New study of gamma rays and gravitational lensing points to the possible presence of dark matter.
- Analyzing data from the Fermi Gamma-ray Space Telescope, researchers find hints of dark matter.
- The scientists looked to spot a correlation between gravitational lensing and gamma rays.
- Future release of data can pinpoint whether the dark matter is really responsible for observed effects.
Astronomers find these five chapters to be a handy way of conceiving the universe's incredibly long lifespan.
- We're in the middle, or thereabouts, of the universe's Stelliferous era.
- If you think there's a lot going on out there now, the first era's drama makes things these days look pretty calm.
- Scientists attempt to understand the past and present by bringing together the last couple of centuries' major schools of thought.
The ESO finds another exoplanet that's definitely not a place for us to go.
- WASP-76b is an extremely hot planet whose cooler side has a surface temperature of 1,500° C (2732° F).
- Iron that evaporates in the heat of the planet's day side rains down in molten form on the night side.
- ESO learned more about the planet's intense climate thanks to its new ESPRESSO (Echelle Spectrograph for Rocky Exoplanet and Stable Spectroscopic Observations) instrument.
A new study rocks prevailing theories on antimatter in the early Universe.
- Scientists from around the world teamed up to study the properties of neutrons.
- They were able to achieve extremely precise measurements of electric compasses in neutrons.
- The results challenge current theories of why antimatter and matter didn't destroy each other in the early Universe.

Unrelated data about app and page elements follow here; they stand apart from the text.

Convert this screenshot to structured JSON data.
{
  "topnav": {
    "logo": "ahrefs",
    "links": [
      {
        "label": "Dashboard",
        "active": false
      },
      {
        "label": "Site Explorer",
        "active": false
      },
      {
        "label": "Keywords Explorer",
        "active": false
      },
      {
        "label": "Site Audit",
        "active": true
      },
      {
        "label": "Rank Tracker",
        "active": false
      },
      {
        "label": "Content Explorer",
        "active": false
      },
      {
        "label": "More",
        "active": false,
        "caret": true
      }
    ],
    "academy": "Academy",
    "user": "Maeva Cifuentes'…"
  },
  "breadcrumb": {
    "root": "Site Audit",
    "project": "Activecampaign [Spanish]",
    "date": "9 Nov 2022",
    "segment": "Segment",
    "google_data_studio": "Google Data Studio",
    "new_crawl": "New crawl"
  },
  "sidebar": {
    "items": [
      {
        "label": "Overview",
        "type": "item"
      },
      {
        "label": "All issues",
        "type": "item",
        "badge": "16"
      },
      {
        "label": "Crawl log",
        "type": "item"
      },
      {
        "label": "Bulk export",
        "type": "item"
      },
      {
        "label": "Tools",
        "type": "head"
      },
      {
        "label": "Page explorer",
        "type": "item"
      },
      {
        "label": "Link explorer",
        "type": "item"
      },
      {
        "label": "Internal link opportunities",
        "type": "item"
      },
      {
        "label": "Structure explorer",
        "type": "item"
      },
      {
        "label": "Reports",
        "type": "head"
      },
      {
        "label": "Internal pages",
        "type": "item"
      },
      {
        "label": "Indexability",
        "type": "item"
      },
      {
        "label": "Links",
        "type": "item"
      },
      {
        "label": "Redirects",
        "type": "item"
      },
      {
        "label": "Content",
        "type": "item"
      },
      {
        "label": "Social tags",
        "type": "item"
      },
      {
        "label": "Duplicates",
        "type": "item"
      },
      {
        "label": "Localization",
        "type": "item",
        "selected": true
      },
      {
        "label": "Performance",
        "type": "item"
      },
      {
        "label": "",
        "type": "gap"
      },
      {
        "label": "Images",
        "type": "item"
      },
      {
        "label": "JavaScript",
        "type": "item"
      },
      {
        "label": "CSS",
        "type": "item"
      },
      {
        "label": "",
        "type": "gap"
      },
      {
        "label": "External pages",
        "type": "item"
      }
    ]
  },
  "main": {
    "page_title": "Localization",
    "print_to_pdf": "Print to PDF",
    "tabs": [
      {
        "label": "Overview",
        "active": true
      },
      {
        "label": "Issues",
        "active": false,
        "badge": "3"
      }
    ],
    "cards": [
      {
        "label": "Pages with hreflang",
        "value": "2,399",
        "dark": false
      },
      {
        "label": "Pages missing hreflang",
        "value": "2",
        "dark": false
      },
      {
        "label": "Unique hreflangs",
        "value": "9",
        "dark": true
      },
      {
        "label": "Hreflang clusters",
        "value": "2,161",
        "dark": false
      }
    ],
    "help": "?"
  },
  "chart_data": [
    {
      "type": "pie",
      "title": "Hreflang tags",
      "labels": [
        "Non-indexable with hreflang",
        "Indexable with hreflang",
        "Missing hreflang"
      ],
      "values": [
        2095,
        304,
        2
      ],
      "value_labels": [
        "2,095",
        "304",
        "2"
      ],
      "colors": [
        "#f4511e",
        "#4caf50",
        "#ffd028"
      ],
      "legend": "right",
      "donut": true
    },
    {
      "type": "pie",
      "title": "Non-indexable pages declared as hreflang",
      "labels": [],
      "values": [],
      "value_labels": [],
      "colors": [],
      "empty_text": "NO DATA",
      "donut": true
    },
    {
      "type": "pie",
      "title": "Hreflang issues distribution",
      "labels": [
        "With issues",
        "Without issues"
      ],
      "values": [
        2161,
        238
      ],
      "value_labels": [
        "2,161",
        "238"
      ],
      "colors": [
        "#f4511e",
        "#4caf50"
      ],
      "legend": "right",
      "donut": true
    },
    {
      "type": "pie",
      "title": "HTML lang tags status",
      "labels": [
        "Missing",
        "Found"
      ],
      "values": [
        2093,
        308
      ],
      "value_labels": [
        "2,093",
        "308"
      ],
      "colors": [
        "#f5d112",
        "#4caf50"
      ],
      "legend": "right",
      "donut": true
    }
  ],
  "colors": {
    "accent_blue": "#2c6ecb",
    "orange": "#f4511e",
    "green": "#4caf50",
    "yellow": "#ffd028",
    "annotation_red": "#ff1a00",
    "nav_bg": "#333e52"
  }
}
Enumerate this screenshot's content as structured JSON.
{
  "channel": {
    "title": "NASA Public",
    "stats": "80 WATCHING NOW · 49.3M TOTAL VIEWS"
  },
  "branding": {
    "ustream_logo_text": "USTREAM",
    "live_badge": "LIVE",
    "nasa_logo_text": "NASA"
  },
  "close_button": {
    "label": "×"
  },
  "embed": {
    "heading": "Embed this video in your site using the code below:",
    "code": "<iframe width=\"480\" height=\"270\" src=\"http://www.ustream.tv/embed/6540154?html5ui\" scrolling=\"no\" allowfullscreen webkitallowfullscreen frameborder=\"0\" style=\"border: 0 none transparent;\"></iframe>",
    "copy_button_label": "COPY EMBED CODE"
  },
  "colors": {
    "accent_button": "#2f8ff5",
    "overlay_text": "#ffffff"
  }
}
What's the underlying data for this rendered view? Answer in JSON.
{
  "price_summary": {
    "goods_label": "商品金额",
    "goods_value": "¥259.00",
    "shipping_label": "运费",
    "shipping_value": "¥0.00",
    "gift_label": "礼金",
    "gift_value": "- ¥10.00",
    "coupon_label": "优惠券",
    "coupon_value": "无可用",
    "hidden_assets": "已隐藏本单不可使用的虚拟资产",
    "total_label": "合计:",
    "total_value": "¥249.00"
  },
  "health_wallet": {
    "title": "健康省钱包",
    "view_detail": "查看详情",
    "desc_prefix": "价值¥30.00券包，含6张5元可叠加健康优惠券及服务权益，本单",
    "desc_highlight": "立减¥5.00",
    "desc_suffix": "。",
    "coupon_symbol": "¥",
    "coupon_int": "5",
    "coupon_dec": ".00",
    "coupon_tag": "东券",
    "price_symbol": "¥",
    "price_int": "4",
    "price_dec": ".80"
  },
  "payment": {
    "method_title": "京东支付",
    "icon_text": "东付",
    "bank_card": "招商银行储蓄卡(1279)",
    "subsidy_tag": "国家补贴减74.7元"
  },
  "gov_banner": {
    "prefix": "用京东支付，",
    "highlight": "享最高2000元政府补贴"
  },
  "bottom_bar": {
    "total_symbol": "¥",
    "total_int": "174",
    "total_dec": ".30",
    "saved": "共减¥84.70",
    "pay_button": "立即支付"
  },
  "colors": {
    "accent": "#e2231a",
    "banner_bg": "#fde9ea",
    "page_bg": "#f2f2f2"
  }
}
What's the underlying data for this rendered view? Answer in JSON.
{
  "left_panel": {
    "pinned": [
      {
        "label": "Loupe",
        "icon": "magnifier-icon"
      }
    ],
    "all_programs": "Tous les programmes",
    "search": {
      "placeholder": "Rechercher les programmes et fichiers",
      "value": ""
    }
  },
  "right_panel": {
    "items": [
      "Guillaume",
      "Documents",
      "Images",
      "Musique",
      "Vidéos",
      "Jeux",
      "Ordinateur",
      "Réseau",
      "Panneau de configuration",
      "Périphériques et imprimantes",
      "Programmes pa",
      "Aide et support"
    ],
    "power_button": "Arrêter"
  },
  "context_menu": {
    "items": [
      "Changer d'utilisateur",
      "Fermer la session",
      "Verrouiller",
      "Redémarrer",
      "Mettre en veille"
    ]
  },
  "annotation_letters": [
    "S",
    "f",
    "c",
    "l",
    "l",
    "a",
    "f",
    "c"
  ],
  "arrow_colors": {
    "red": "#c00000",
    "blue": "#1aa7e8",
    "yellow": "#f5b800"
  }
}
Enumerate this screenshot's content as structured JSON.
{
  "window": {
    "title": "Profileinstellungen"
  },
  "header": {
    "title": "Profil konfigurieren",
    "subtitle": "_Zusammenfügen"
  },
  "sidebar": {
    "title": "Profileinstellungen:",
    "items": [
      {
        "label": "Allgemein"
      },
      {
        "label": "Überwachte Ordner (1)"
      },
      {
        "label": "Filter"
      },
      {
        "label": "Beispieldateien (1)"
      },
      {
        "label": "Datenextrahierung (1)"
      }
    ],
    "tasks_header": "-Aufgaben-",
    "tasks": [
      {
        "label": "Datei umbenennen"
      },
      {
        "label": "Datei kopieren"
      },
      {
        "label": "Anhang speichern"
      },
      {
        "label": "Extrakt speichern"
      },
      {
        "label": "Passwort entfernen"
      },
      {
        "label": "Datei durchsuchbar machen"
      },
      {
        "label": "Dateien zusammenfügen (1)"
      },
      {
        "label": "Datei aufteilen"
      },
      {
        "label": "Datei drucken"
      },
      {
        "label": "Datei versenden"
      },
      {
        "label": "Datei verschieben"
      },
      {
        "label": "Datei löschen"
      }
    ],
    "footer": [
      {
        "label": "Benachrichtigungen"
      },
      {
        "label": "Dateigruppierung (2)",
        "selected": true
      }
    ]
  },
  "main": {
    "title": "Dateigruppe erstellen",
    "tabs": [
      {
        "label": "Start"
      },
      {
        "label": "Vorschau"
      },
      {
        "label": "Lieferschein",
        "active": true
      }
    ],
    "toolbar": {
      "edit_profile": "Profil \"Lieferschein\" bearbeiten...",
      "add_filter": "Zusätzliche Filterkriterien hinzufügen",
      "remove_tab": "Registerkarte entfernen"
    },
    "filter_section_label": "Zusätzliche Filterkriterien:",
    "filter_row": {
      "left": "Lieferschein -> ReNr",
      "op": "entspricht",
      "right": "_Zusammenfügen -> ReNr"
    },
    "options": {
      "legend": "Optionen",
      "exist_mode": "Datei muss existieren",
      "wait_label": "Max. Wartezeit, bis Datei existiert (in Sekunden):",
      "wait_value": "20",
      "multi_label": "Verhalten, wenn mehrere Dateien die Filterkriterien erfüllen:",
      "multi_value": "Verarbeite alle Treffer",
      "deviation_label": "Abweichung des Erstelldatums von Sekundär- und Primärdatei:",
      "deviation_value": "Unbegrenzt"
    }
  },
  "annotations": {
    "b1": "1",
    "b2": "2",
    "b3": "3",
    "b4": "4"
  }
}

A new batch of papers reveals some of Mars' subterranean secrets.
- The spacecraft InSight detected tremors from deep underneath the rust-colored surface of Mars indicating, for the first time ever, that the planet is geologically active.
- The quakes could potentially give seismologists insights into the interior composition of the planet.
- The Insight lander also uncovered magnetized rocks "consistent with a past dynamo with Earth-like strength" under the surface of the landing sight.